The trek to the emerald mines in the mountains above Khenj, Afghanistan, was a steep three-hour march. As a photojournalist, I crave this type of experience, and it was worth every step. A friend of mine who works for National Geographic once told me, "Good pictures are made in good situations." And this was a great situation.
The miners' faces wore the years of struggle searching for emeralds, and the scenery provided a stunningly beautiful backdrop. None of the miners could ever remember having a Westerner spend the day with them, and I was welcomed with characteristic Afghan hospitality. They were as curious about me as I was of them. I wanted to know about life in the mines and their hopes for the future, and they wanted to discuss American foreign policy.
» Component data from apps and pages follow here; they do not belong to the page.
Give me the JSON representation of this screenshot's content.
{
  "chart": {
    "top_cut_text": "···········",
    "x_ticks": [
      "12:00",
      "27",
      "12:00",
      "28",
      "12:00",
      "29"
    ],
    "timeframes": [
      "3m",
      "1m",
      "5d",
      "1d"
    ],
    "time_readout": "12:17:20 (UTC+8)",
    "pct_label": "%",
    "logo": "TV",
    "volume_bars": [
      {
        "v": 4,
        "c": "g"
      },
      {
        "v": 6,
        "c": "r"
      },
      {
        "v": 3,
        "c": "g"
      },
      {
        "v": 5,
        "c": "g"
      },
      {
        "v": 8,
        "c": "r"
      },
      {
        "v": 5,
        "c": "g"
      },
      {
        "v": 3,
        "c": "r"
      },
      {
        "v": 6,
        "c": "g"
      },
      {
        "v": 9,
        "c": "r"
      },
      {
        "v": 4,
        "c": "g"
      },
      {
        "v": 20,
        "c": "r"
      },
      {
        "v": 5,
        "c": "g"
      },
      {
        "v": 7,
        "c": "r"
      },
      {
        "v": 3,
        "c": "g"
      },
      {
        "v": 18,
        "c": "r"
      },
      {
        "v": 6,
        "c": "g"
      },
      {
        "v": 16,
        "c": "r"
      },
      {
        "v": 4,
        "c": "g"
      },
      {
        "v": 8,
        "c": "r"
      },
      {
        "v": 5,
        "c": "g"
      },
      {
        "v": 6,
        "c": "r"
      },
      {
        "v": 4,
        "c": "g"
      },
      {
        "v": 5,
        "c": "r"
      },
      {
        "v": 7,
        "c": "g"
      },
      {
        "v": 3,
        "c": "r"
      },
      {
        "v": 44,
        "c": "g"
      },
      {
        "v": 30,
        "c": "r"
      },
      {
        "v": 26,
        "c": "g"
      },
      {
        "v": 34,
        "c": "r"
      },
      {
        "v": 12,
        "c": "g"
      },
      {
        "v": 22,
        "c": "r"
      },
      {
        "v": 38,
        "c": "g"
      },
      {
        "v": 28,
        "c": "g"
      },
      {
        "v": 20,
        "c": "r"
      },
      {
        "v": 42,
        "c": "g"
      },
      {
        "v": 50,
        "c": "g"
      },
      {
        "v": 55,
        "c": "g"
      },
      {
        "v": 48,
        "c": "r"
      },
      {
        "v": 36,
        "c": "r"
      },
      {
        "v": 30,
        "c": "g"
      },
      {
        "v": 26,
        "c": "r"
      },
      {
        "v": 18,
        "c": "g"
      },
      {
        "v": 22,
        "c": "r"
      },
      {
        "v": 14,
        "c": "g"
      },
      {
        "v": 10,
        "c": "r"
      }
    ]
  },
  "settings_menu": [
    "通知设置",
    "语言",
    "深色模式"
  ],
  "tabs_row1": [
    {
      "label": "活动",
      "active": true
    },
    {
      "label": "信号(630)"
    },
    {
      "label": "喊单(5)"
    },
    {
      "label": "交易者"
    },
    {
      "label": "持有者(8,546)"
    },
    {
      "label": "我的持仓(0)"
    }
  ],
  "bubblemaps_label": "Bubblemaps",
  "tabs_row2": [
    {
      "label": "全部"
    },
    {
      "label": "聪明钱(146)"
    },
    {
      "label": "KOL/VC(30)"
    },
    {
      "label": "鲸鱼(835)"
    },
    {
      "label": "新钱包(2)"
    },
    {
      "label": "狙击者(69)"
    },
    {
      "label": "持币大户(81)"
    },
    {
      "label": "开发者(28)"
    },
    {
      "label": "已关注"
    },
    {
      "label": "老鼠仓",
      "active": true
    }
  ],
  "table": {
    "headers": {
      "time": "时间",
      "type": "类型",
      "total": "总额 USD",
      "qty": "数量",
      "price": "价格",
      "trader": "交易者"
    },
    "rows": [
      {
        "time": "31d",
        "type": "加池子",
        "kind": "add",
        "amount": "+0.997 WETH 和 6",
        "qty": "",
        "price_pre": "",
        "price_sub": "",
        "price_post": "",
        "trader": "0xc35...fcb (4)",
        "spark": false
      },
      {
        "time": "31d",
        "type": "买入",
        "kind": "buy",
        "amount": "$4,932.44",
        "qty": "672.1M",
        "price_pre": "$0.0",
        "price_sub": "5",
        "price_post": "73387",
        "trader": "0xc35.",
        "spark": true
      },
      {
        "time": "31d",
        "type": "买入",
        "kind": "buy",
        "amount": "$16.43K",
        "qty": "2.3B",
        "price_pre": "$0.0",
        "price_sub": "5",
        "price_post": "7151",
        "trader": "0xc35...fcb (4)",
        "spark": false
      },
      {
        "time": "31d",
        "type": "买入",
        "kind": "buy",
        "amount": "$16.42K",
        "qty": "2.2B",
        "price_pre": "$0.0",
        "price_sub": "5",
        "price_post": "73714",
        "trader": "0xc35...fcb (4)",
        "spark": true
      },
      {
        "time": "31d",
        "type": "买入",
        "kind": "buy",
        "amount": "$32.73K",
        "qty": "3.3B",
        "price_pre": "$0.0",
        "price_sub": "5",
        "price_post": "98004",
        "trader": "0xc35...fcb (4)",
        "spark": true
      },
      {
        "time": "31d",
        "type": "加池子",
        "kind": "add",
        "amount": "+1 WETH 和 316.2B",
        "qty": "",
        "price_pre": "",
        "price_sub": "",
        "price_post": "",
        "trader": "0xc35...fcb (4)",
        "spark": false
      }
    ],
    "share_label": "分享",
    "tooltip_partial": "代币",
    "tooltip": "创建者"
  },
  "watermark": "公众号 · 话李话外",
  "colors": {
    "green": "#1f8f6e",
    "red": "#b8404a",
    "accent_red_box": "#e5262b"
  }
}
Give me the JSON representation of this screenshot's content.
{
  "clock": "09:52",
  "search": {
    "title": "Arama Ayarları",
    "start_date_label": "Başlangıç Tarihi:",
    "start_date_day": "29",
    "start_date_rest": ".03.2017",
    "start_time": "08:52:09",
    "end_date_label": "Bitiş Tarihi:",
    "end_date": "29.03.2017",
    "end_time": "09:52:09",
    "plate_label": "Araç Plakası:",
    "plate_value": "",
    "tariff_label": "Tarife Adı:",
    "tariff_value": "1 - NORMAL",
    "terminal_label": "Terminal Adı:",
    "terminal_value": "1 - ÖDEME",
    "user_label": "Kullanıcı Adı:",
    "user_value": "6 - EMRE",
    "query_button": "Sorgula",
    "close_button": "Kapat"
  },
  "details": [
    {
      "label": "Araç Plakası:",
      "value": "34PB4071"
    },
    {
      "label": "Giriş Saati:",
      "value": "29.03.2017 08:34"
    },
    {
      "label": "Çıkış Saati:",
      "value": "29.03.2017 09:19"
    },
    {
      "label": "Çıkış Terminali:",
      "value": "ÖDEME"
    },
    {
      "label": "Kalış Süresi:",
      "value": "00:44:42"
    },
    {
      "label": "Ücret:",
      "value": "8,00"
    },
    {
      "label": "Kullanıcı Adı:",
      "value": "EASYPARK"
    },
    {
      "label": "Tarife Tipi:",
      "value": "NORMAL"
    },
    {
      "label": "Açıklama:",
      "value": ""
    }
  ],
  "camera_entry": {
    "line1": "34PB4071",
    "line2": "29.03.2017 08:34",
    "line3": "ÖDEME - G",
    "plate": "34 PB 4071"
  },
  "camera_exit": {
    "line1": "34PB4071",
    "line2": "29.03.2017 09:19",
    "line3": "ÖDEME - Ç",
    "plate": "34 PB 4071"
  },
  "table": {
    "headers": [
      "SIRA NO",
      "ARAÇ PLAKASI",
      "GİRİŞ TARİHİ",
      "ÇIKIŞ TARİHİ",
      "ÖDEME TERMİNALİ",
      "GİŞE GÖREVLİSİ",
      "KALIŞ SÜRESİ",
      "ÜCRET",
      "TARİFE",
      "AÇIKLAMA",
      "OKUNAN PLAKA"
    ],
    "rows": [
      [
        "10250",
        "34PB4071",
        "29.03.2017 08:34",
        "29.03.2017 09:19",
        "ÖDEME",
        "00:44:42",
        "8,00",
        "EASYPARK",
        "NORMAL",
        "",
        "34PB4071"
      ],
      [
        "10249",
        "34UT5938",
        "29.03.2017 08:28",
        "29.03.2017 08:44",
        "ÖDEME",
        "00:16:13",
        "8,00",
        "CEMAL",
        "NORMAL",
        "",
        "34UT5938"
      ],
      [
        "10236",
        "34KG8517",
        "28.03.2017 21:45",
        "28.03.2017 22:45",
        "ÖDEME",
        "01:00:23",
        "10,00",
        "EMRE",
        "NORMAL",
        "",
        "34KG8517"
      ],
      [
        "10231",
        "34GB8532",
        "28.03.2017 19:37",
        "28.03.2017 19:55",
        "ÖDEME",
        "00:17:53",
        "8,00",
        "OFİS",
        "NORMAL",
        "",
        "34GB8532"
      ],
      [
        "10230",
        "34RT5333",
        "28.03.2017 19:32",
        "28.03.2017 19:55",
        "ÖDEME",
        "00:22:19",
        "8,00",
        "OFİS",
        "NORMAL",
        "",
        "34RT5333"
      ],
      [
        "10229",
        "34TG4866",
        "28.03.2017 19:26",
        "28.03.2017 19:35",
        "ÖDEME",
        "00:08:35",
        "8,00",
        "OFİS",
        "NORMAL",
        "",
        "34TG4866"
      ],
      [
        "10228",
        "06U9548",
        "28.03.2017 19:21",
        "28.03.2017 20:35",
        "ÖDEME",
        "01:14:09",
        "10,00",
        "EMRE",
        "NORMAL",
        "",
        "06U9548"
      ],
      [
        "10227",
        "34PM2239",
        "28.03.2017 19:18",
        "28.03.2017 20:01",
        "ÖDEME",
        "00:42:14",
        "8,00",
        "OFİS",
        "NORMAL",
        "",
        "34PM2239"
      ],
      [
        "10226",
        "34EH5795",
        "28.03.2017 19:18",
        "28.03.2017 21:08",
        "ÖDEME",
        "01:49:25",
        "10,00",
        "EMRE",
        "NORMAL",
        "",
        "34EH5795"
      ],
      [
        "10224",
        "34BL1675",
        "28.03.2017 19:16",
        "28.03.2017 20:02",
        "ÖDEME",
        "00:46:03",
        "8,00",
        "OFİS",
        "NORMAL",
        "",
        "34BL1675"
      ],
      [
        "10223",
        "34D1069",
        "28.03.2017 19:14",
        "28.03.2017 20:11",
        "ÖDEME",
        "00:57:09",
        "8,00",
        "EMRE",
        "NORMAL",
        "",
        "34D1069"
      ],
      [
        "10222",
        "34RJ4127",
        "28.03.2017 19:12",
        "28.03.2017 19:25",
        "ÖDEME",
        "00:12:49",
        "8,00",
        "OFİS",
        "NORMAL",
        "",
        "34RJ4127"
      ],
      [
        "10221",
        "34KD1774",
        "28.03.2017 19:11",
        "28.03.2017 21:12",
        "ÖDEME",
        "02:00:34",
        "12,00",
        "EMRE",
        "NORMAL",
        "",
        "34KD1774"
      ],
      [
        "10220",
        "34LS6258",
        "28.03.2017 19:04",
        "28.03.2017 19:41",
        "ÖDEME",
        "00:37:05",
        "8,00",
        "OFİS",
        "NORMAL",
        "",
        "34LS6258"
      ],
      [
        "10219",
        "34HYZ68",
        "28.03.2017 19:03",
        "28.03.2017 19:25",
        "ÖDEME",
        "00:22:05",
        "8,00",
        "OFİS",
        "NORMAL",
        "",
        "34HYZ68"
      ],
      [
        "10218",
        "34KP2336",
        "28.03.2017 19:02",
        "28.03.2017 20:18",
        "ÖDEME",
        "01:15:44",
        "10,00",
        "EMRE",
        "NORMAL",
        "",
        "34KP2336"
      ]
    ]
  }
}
As the men prayed, I was struck by the peacefulness of the high mountain perch – the only sound was the wind rushing over nearby peaks. Because many of these men had previously been fighters, I wanted my pictures to reflect the relative calm in the Panjshir Valley. I worked fast in the visually rich environment, knowing my time was limited because I needed to descend before dark. After I said my goodbyes to the miners, they headed back to their caves, and I hiked down the steep slopes with a bag full of pictures. This one conveys everything I was hoping for.